Chinese lore also describes this moon as the Kindly Moon, reports the Fairbanks Museum and Planetarium, and the Lakota Sioux called it the Moon When Quilling and Beading Were Done. Another medicine wheel identifies it as the “Ducks Fly Moon.”
Whether the name originated from early settlers, “country people” or Algonquin native americans is up for debate, but NASA’s Tony Phillips argues the logic at Science@NASA : “Hunters … tracked and killed their prey by autumn moonlight, stockpiling food for the winter ahead. You can picture them: Silent figures padding through the forest, the moon overhead, pale as a corpse, its cold light betraying the creatures of the wood.”

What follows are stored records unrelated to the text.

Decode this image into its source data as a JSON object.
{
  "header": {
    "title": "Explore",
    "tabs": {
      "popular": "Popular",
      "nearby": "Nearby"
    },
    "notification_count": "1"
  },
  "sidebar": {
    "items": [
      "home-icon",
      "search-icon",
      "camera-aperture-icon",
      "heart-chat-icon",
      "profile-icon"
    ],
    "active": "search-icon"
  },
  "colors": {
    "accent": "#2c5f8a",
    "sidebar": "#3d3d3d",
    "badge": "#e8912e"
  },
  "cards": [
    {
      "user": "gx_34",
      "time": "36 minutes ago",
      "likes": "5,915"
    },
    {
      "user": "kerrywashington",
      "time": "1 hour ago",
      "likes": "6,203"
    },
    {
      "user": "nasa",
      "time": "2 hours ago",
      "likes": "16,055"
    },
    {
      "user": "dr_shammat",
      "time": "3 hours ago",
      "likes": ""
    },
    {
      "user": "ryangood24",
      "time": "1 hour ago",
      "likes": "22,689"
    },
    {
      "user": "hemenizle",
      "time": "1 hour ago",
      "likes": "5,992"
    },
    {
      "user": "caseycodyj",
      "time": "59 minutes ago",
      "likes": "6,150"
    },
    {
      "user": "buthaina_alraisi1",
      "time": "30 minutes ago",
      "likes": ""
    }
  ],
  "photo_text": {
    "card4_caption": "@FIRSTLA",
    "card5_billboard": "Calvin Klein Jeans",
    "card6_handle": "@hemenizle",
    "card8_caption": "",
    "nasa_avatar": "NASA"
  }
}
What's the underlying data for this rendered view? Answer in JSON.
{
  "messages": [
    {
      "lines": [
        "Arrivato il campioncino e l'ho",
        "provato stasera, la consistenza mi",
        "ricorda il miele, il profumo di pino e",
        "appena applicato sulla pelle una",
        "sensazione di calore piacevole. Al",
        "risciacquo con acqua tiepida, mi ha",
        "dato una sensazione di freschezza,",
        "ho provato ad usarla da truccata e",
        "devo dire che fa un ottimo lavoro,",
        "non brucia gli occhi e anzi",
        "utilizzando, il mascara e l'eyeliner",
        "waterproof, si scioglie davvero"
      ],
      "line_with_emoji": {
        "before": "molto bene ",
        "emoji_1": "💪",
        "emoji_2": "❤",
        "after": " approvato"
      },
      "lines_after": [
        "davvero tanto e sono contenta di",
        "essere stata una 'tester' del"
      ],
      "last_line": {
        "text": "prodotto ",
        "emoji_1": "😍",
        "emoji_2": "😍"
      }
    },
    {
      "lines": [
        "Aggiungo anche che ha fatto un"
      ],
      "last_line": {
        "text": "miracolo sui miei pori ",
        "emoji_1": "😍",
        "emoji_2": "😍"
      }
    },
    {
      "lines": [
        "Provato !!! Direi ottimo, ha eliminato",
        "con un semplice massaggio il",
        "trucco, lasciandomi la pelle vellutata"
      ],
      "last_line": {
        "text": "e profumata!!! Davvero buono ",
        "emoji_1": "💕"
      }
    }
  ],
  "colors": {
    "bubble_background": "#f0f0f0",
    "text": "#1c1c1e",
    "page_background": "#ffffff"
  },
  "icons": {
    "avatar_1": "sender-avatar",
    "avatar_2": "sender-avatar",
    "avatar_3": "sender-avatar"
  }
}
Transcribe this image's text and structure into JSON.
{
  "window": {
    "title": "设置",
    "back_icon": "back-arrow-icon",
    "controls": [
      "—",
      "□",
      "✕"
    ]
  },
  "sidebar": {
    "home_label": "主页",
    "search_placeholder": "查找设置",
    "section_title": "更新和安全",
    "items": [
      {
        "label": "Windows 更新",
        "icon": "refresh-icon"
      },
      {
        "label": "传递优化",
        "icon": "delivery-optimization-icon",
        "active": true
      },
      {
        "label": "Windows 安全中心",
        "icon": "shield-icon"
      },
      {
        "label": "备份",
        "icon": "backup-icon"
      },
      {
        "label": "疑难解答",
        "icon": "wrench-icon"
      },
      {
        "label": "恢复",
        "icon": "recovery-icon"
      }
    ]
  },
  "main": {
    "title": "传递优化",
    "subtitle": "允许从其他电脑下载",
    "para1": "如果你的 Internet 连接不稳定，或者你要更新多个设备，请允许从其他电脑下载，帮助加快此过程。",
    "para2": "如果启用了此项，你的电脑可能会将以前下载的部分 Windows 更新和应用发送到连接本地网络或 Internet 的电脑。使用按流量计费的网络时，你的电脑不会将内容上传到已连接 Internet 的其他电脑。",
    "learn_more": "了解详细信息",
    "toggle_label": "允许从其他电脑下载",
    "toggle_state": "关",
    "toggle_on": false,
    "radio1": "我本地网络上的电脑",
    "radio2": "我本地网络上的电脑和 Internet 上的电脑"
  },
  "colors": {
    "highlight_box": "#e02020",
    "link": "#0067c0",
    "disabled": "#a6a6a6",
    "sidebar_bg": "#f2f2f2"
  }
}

According to the Farmers Almanac, this is a special feast moon.
Probably because of the threat of winter looming close, the Hunter’s Moon is generally accorded with special honor, historically serving as an important feast day in both Western Europe and among many Native American tribes.
As good a reason as any to gather around the table, enjoy a plate of food in good company, appreciate all that we have, and watch the moon rise.